The South African state’s oppression of the ongoing wildcat strikes, including at Marikana, is clearly deepening. Over the last few weeks troops were deployed in the platinum belt in what was a barefaced bid by the state to stop the protests by striking workers, and essentially force them back to work. As part of this, residents at the informal settlement at Marikana, and those surrounding Amplats, have been subjected to a renewed assault by the police. Many residents in the process were shot with rubber bullets; their homes were raided; they were threatened; and tear gas, at times, lay over these settlements like a chemical fog. In practice, a curfew has also been put in place and anyone gathering in a group on the streets has been pounced upon by the men in blue. Threats have also emerged from the Cabinet that a crackdown on any ‘trouble-makers’, that are supposedly inciting workers to continue to strike, is going to happen. New arrests have also taken place at Marikana and even workers who are witnesses in the state’s Commission of Inquiry into the events at Lonmin have been arrested and harassed. A number of strikers at Amplats too have been killed or injured by the police.
“To assure the labourers that they will be able to establish socialism … [through] government machinery, changing only the persons who manage it… is… a colossal historical blunder which borders upon crime…”
“Modern Science and Anarchism”
Privatisation – the transfer of functions and industry to the private sector – is widely and correctly rejected on the left and in the working class. Privatisation leads only to higher prices, less and worse jobs, and worse services. Given this, some view nationalisation – the transfer of economic resources (e.g. mines, banks, and factories) to state ownership and control – as a rallying cry for a socialist alternative. As the supposedly pro-working class alternative, this cry has resounded in sections of the SA Communist Party (SACP), in the Congress of SA Trade Unions (Cosatu), in the African National Congress Youth League (ANCYL) membership, and on the independent Trotskyite and social democratic left.

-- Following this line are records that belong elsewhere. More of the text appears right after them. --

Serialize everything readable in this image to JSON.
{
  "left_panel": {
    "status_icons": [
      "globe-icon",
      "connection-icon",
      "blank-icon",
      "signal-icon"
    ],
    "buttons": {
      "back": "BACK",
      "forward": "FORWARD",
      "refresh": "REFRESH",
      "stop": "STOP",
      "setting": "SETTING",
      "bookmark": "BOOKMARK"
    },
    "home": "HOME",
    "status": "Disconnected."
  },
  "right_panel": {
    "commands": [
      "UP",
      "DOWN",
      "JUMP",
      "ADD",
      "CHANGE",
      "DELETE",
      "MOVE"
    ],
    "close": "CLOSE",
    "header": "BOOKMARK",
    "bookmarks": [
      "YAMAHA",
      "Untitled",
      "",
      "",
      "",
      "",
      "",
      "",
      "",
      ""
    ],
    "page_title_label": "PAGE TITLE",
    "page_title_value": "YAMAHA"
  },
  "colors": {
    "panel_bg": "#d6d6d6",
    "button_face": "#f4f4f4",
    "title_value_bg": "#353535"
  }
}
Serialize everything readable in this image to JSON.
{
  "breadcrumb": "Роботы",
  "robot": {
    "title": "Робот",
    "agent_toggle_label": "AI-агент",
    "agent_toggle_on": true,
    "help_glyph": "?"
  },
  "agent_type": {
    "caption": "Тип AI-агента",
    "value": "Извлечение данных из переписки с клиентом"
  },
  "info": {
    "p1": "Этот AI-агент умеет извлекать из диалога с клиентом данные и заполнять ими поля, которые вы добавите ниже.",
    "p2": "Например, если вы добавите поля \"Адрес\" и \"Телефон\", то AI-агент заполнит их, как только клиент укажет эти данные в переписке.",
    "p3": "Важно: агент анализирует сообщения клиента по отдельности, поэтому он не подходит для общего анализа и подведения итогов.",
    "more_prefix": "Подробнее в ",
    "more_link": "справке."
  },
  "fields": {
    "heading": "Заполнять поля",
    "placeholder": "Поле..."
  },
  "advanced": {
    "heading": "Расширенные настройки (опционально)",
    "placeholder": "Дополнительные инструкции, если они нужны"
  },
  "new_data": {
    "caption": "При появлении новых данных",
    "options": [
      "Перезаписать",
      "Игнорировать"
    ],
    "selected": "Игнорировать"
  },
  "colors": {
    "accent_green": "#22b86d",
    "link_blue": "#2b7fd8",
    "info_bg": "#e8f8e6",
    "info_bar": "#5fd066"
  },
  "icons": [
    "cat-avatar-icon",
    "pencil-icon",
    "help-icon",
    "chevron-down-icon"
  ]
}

This article argues that nationalisation has never removed capitalism, nor led to socialism, and it certainly does not have a demonstrable record of consistently improving wages, jobs, rights and safety. Nationalisation, rather than promote “workers’ control” or companies’ accountability to the public, has routinely meant top-down management, union-bashing, bad services and bad conditions.